Data for this task
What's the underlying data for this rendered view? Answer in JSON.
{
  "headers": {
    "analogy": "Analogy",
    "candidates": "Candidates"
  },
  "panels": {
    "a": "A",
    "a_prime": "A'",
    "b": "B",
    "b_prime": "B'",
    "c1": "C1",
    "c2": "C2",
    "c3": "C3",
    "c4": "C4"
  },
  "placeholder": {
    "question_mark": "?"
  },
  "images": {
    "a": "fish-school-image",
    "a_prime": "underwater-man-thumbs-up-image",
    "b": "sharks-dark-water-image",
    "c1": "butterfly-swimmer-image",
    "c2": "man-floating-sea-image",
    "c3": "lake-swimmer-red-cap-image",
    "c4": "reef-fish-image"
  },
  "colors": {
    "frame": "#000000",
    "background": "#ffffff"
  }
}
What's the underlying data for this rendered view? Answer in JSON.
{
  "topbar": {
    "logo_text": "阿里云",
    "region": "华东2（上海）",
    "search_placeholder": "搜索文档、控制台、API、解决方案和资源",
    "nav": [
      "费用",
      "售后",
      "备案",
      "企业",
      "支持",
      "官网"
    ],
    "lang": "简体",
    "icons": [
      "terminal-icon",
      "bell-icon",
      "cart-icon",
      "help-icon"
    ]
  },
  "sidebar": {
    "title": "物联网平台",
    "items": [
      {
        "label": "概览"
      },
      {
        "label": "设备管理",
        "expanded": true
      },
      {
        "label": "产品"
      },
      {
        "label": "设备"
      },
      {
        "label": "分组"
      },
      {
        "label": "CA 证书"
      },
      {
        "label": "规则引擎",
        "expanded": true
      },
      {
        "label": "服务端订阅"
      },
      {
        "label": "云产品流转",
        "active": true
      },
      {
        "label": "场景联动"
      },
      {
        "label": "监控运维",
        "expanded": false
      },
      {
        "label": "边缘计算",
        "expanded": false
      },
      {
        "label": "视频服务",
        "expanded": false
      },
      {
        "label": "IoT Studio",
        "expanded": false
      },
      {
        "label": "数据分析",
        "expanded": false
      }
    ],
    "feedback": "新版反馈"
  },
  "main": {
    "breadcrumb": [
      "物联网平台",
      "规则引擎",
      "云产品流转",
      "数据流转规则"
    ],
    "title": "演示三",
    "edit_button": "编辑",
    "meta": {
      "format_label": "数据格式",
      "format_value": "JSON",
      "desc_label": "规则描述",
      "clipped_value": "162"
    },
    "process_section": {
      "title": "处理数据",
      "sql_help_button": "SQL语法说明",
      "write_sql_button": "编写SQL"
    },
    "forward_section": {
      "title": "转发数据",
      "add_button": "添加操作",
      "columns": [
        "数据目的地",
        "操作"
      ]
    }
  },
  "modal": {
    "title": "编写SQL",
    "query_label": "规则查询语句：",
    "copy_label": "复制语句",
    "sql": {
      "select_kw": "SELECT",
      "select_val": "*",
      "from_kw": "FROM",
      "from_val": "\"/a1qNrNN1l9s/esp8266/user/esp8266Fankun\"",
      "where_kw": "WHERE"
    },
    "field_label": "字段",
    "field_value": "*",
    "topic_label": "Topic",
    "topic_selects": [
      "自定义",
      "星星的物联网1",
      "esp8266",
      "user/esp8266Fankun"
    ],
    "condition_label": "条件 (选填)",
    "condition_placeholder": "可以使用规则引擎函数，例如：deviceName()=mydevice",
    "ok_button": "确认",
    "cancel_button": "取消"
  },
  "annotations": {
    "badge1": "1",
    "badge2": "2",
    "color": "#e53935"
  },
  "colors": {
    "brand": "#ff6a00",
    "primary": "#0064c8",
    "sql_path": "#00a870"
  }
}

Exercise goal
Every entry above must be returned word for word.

Worked solution
What's the underlying data for this rendered view? Answer in JSON.
{
  "headers": {
    "analogy": "Analogy",
    "candidates": "Candidates"
  },
  "panels": {
    "a": "A",
    "a_prime": "A'",
    "b": "B",
    "b_prime": "B'",
    "c1": "C1",
    "c2": "C2",
    "c3": "C3",
    "c4": "C4"
  },
  "placeholder": {
    "question_mark": "?"
  },
  "images": {
    "a": "fish-school-image",
    "a_prime": "underwater-man-thumbs-up-image",
    "b": "sharks-dark-water-image",
    "c1": "butterfly-swimmer-image",
    "c2": "man-floating-sea-image",
    "c3": "lake-swimmer-red-cap-image",
    "c4": "reef-fish-image"
  },
  "colors": {
    "frame": "#000000",
    "background": "#ffffff"
  }
}
What's the underlying data for this rendered view? Answer in JSON.
{
  "topbar": {
    "logo_text": "阿里云",
    "region": "华东2（上海）",
    "search_placeholder": "搜索文档、控制台、API、解决方案和资源",
    "nav": [
      "费用",
      "售后",
      "备案",
      "企业",
      "支持",
      "官网"
    ],
    "lang": "简体",
    "icons": [
      "terminal-icon",
      "bell-icon",
      "cart-icon",
      "help-icon"
    ]
  },
  "sidebar": {
    "title": "物联网平台",
    "items": [
      {
        "label": "概览"
      },
      {
        "label": "设备管理",
        "expanded": true
      },
      {
        "label": "产品"
      },
      {
        "label": "设备"
      },
      {
        "label": "分组"
      },
      {
        "label": "CA 证书"
      },
      {
        "label": "规则引擎",
        "expanded": true
      },
      {
        "label": "服务端订阅"
      },
      {
        "label": "云产品流转",
        "active": true
      },
      {
        "label": "场景联动"
      },
      {
        "label": "监控运维",
        "expanded": false
      },
      {
        "label": "边缘计算",
        "expanded": false
      },
      {
        "label": "视频服务",
        "expanded": false
      },
      {
        "label": "IoT Studio",
        "expanded": false
      },
      {
        "label": "数据分析",
        "expanded": false
      }
    ],
    "feedback": "新版反馈"
  },
  "main": {
    "breadcrumb": [
      "物联网平台",
      "规则引擎",
      "云产品流转",
      "数据流转规则"
    ],
    "title": "演示三",
    "edit_button": "编辑",
    "meta": {
      "format_label": "数据格式",
      "format_value": "JSON",
      "desc_label": "规则描述",
      "clipped_value": "162"
    },
    "process_section": {
      "title": "处理数据",
      "sql_help_button": "SQL语法说明",
      "write_sql_button": "编写SQL"
    },
    "forward_section": {
      "title": "转发数据",
      "add_button": "添加操作",
      "columns": [
        "数据目的地",
        "操作"
      ]
    }
  },
  "modal": {
    "title": "编写SQL",
    "query_label": "规则查询语句：",
    "copy_label": "复制语句",
    "sql": {
      "select_kw": "SELECT",
      "select_val": "*",
      "from_kw": "FROM",
      "from_val": "\"/a1qNrNN1l9s/esp8266/user/esp8266Fankun\"",
      "where_kw": "WHERE"
    },
    "field_label": "字段",
    "field_value": "*",
    "topic_label": "Topic",
    "topic_selects": [
      "自定义",
      "星星的物联网1",
      "esp8266",
      "user/esp8266Fankun"
    ],
    "condition_label": "条件 (选填)",
    "condition_placeholder": "可以使用规则引擎函数，例如：deviceName()=mydevice",
    "ok_button": "确认",
    "cancel_button": "取消"
  },
  "annotations": {
    "badge1": "1",
    "badge2": "2",
    "color": "#e53935"
  },
  "colors": {
    "brand": "#ff6a00",
    "primary": "#0064c8",
    "sql_path": "#00a870"
  }
}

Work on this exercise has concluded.